Items from a data source
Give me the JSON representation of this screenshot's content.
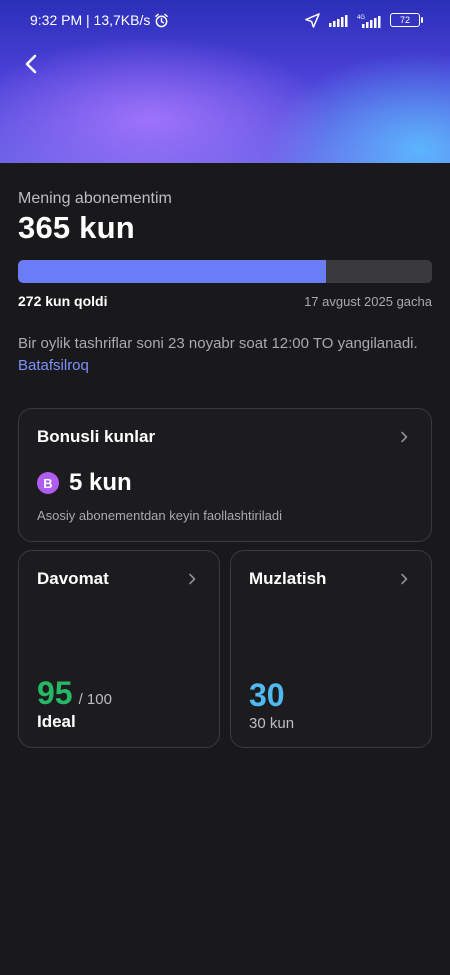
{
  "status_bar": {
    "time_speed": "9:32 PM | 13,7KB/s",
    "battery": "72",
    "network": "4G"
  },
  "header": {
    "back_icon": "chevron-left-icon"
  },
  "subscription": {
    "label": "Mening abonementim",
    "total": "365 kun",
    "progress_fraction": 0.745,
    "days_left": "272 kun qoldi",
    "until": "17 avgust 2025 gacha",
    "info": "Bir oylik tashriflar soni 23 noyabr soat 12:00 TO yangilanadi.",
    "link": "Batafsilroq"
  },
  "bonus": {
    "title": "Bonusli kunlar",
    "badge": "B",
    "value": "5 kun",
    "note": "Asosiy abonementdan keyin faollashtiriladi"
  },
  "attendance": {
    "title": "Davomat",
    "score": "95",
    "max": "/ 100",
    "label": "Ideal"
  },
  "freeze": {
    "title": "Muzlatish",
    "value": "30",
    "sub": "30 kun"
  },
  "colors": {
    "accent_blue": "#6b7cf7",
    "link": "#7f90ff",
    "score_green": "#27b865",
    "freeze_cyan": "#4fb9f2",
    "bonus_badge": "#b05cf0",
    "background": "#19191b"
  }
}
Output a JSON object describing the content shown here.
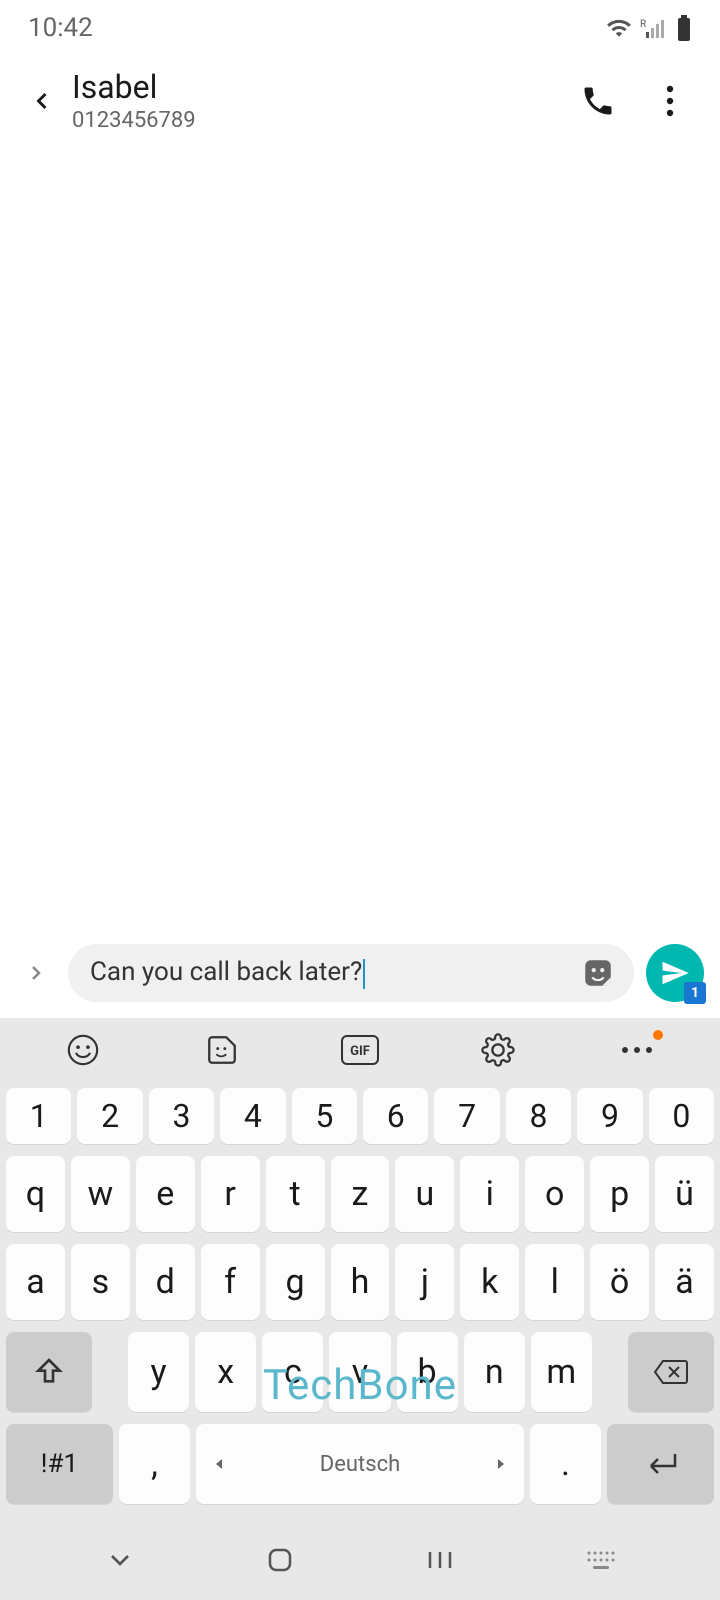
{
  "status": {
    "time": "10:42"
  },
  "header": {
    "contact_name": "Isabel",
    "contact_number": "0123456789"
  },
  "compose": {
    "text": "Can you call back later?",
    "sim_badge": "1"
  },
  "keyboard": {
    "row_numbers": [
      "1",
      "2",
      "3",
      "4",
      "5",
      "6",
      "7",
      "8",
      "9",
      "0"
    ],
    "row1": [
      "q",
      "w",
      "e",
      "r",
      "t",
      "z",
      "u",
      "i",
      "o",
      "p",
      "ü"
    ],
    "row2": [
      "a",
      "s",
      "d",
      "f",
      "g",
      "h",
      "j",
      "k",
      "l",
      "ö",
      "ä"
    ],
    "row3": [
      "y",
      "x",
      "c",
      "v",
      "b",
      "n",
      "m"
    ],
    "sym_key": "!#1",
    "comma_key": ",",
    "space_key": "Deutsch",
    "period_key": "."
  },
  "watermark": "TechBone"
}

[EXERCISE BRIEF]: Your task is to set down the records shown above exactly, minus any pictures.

[ANSWER SECTION]:
Give me the JSON representation of this screenshot's content.
{
  "status_bar": {
    "time_speed": "9:32 PM | 13,7KB/s",
    "battery": "72",
    "network": "4G"
  },
  "header": {
    "back_icon": "chevron-left-icon"
  },
  "subscription": {
    "label": "Mening abonementim",
    "total": "365 kun",
    "progress_fraction": 0.745,
    "days_left": "272 kun qoldi",
    "until": "17 avgust 2025 gacha",
    "info": "Bir oylik tashriflar soni 23 noyabr soat 12:00 TO yangilanadi.",
    "link": "Batafsilroq"
  },
  "bonus": {
    "title": "Bonusli kunlar",
    "badge": "B",
    "value": "5 kun",
    "note": "Asosiy abonementdan keyin faollashtiriladi"
  },
  "attendance": {
    "title": "Davomat",
    "score": "95",
    "max": "/ 100",
    "label": "Ideal"
  },
  "freeze": {
    "title": "Muzlatish",
    "value": "30",
    "sub": "30 kun"
  },
  "colors": {
    "accent_blue": "#6b7cf7",
    "link": "#7f90ff",
    "score_green": "#27b865",
    "freeze_cyan": "#4fb9f2",
    "bonus_badge": "#b05cf0",
    "background": "#19191b"
  }
}
Output a JSON object describing the content shown here.
{
  "status": {
    "time": "10:42"
  },
  "header": {
    "contact_name": "Isabel",
    "contact_number": "0123456789"
  },
  "compose": {
    "text": "Can you call back later?",
    "sim_badge": "1"
  },
  "keyboard": {
    "row_numbers": [
      "1",
      "2",
      "3",
      "4",
      "5",
      "6",
      "7",
      "8",
      "9",
      "0"
    ],
    "row1": [
      "q",
      "w",
      "e",
      "r",
      "t",
      "z",
      "u",
      "i",
      "o",
      "p",
      "ü"
    ],
    "row2": [
      "a",
      "s",
      "d",
      "f",
      "g",
      "h",
      "j",
      "k",
      "l",
      "ö",
      "ä"
    ],
    "row3": [
      "y",
      "x",
      "c",
      "v",
      "b",
      "n",
      "m"
    ],
    "sym_key": "!#1",
    "comma_key": ",",
    "space_key": "Deutsch",
    "period_key": "."
  },
  "watermark": "TechBone"
}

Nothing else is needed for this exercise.